Dataset content: Begin
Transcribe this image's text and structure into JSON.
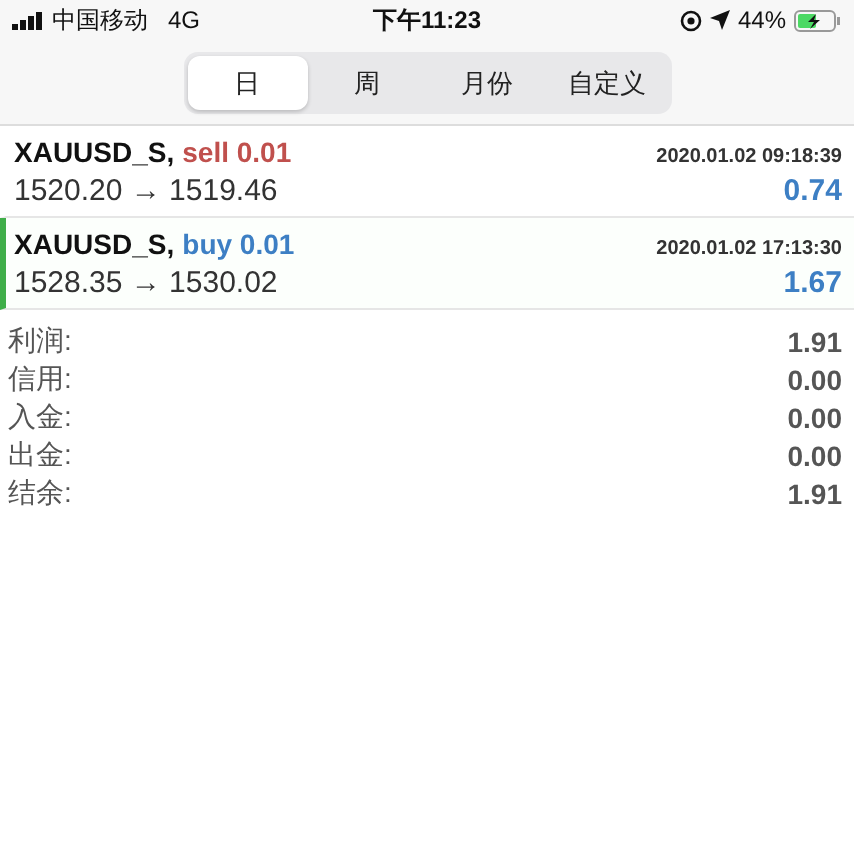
{
  "status_bar": {
    "carrier": "中国移动",
    "network": "4G",
    "time": "下午11:23",
    "battery": "44%"
  },
  "tabs": [
    {
      "label": "日",
      "selected": true
    },
    {
      "label": "周",
      "selected": false
    },
    {
      "label": "月份",
      "selected": false
    },
    {
      "label": "自定义",
      "selected": false
    }
  ],
  "trades": [
    {
      "symbol": "XAUUSD_S,",
      "kind": "sell",
      "side_text": "sell 0.01",
      "time": "2020.01.02 09:18:39",
      "prices": "1520.20 → 1519.46",
      "profit": "0.74",
      "selected": false
    },
    {
      "symbol": "XAUUSD_S,",
      "kind": "buy",
      "side_text": "buy 0.01",
      "time": "2020.01.02 17:13:30",
      "prices": "1528.35 → 1530.02",
      "profit": "1.67",
      "selected": true
    }
  ],
  "summary": [
    {
      "label": "利润:",
      "value": "1.91"
    },
    {
      "label": "信用:",
      "value": "0.00"
    },
    {
      "label": "入金:",
      "value": "0.00"
    },
    {
      "label": "出金:",
      "value": "0.00"
    },
    {
      "label": "结余:",
      "value": "1.91"
    }
  ]
}
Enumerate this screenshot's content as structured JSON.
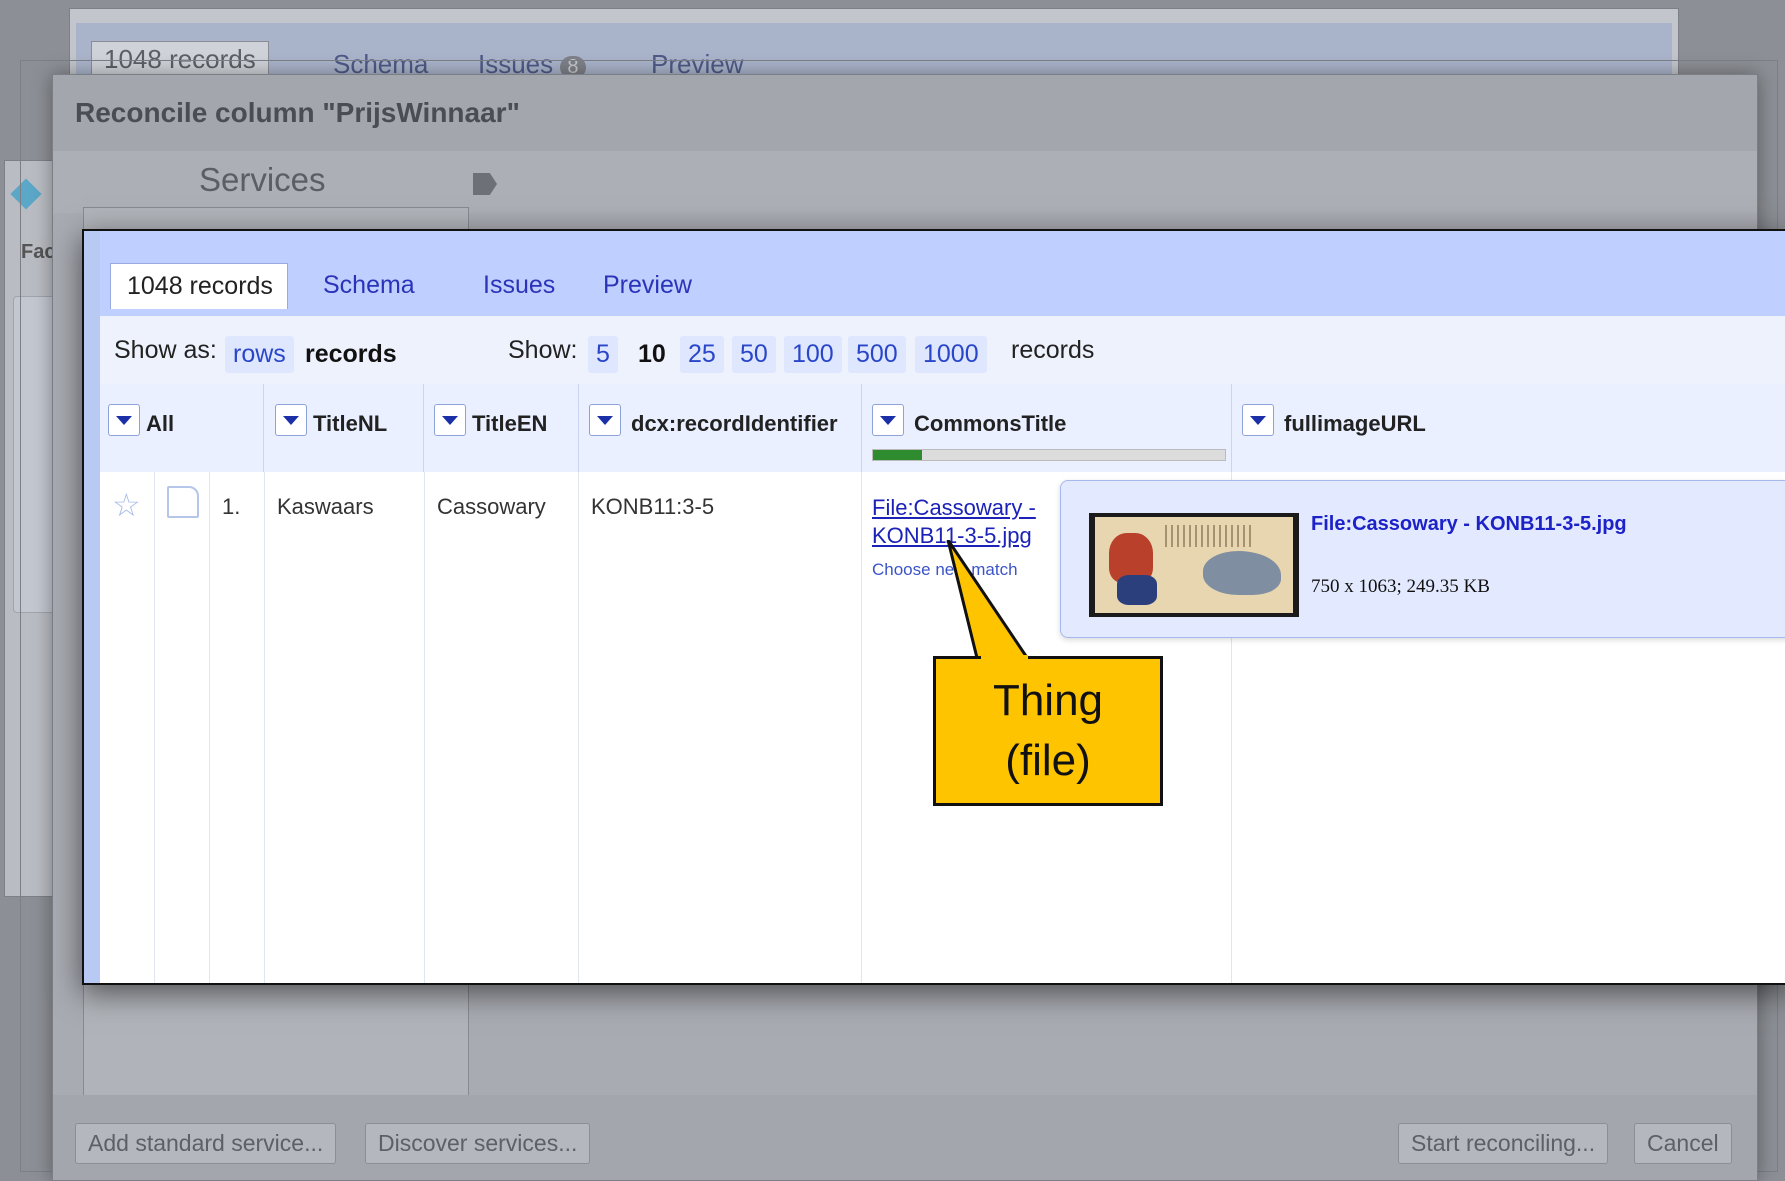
{
  "background": {
    "tabs": {
      "records": "1048 records",
      "schema": "Schema",
      "issues": "Issues",
      "issues_count": "8",
      "preview": "Preview"
    },
    "left_sidebar": {
      "label": "Fac"
    },
    "reconcile_dialog": {
      "title": "Reconcile column \"PrijsWinnaar\"",
      "services_label": "Services",
      "add_service_button": "Add standard service...",
      "discover_button": "Discover services...",
      "start_button": "Start reconciling...",
      "cancel_button": "Cancel"
    }
  },
  "front": {
    "tabs": {
      "records": "1048 records",
      "schema": "Schema",
      "issues": "Issues",
      "preview": "Preview"
    },
    "options": {
      "show_as_label": "Show as:",
      "rows": "rows",
      "records": "records",
      "show_label": "Show:",
      "counts": [
        "5",
        "10",
        "25",
        "50",
        "100",
        "500",
        "1000"
      ],
      "selected_count": "10",
      "records_suffix": "records"
    },
    "columns": [
      "All",
      "TitleNL",
      "TitleEN",
      "dcx:recordIdentifier",
      "CommonsTitle",
      "fullimageURL"
    ],
    "commons_progress": 0.14,
    "row": {
      "index": "1.",
      "title_nl": "Kaswaars",
      "title_en": "Cassowary",
      "identifier": "KONB11:3-5",
      "commons_link_1": "File:Cassowary -",
      "commons_link_2": "KONB11-3-5.jpg",
      "choose_match": "Choose new match"
    },
    "popup": {
      "title": "File:Cassowary - KONB11-3-5.jpg",
      "details": "750 x 1063; 249.35 KB"
    },
    "callout": {
      "line1": "Thing",
      "line2": "(file)"
    }
  },
  "colors": {
    "tab_bar": "#bfcfff",
    "link": "#1c22b8",
    "callout": "#ffc400",
    "progress": "#2e8b2e"
  }
}
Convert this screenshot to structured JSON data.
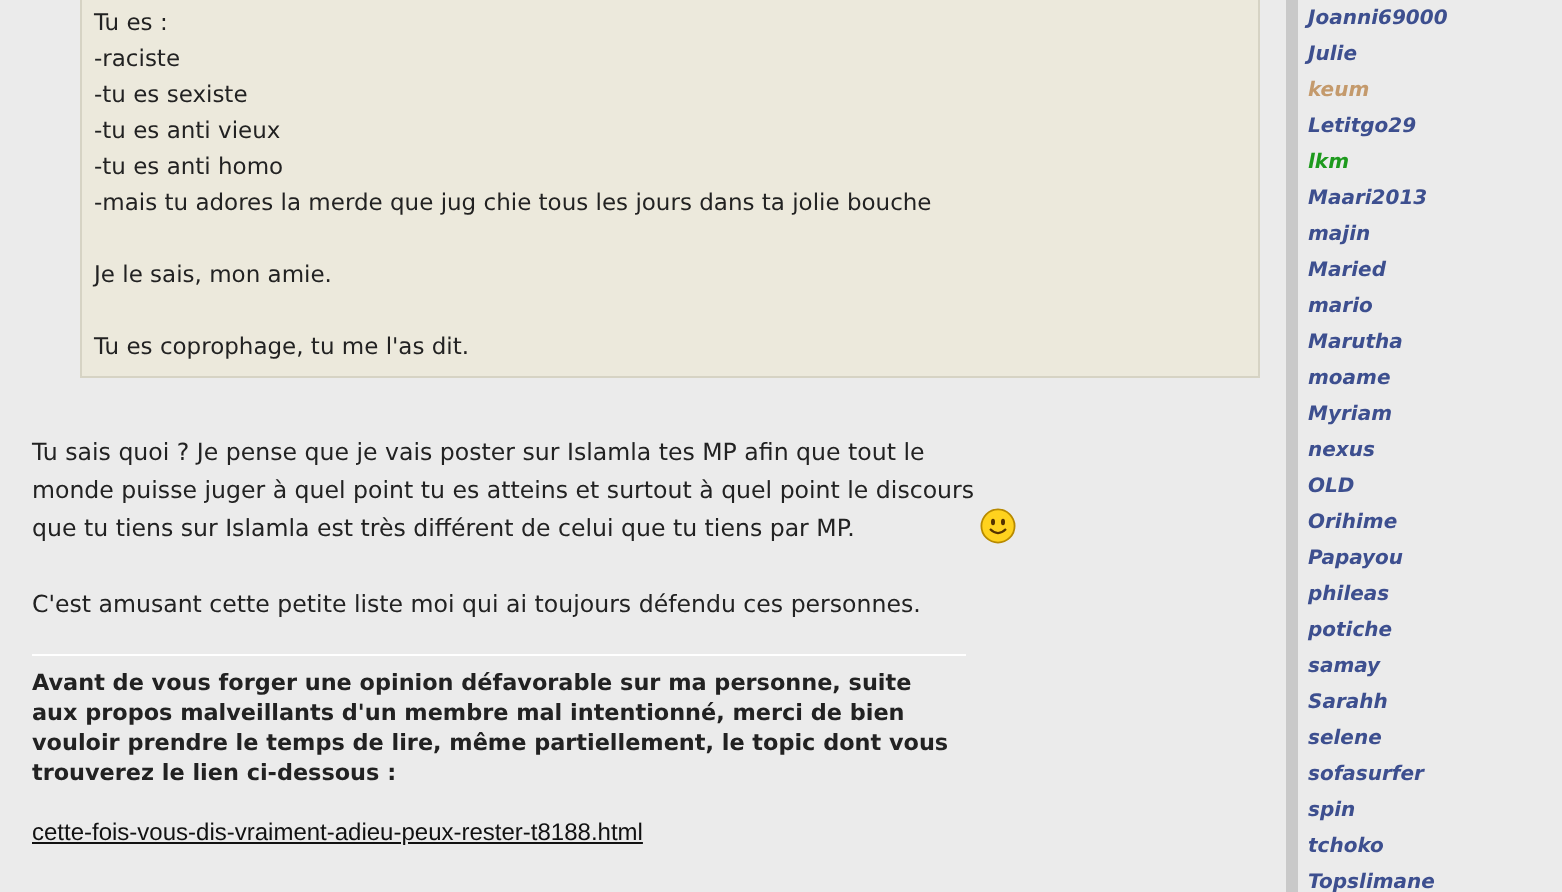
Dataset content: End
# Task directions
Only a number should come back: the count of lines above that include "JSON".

# Answer space
3